Part of the reason that solar cells aren't on top of every roof everywhere harvesting energy is that they're expensive, and part of the reason that solar cells are expensive is because they're made with exotic elements like indium. How about, let's instead make them with one of the top five most common elements in the entire Universe: say hello to the all-carbon solar cell.
Solar power for residential homes is still too expensive for most Americans. The problem isn't the cost of the power, but rather the hardware. Technological advances are only bringing costs down so much.
Solar cells work best when you leave them out in the sun all day. In order to leave them out in the sun all day, however, you have to leave them out in the sun all day, and most electronics will fry themselves when exposed to concentrated heat like that. Solution? Spin them right 'round, baby, and boost your juice by 20 times.
Why aren't you driving an electric car right now? Let's ignore the fact that they're expensive, temperamental, and inconvenient, and focus on the impossibility of long-distance travel, because that's a problem that Tesla Motors has just solved with a network of solar-powered battery "Superchargers" in California.
The idea of a beautiful solar panel probably seems like a bit of a stretch, unless you dig rectangular, mirrored panels.

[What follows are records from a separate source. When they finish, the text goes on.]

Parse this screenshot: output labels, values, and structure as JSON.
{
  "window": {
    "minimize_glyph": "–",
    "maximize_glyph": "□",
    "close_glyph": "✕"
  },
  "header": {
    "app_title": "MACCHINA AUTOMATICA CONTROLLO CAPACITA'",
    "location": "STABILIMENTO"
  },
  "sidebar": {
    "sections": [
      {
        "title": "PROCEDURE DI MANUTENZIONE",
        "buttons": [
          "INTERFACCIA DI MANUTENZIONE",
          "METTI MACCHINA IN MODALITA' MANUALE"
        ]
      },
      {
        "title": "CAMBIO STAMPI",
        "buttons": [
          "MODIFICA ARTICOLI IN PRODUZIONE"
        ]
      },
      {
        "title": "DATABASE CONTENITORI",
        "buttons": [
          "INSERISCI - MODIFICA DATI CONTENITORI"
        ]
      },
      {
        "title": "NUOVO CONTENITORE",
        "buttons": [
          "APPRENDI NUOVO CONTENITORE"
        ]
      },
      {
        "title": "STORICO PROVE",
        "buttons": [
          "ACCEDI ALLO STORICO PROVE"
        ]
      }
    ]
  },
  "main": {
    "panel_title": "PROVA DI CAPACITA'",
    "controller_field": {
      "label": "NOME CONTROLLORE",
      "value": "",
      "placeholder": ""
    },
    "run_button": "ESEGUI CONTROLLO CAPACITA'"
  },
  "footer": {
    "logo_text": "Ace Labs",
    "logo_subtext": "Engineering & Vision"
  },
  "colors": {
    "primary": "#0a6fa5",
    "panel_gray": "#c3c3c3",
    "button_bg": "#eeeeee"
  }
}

But German architect André Broessel saw a way to make solar panels (well, really, solar-gathering shapes) beautiful while also making them more efficient. He made them into enormous spheres.
It seems the NFL can't keep the competition limited to the field, as various iconic stadiums have added solar and renewable energy installations as others rush to get on board. Renewable energy upgrades could power everything from decorative stadium lighting, general stadium power needs and even electric vehicle charging stations.
Tokelau, a small island nation, is officially becoming the first habited place on Earth to completely rely upon solar for its energy needs. Tokelau is a tiny group of coral islands that have up to now used diesel fuel for the daily needs of its roughly 1,400 residents. Within the next few weeks, the nation will make the historic switch to solar.
Everyone's favorite Danish artist, Olafur Elisasson, is at it again. The artist, known for his New York City waterfalls, also has some awesome installments (check out this giant kaleidoscope). This time, he's making solar powered lamps that look like little suns.
Imagine something that's made of glass: your home's windows, a car's windshield, the screen on your smartphone. Now imagine that glass surface acting as a power generator. That could be a reality one day soon, thanks to a new transparent solar cell developed by researchers at UCLA.
Solar cellphone chargers are a dime a dozen, but this one from British telecom company Vodafone puts a few new spins on an old idea.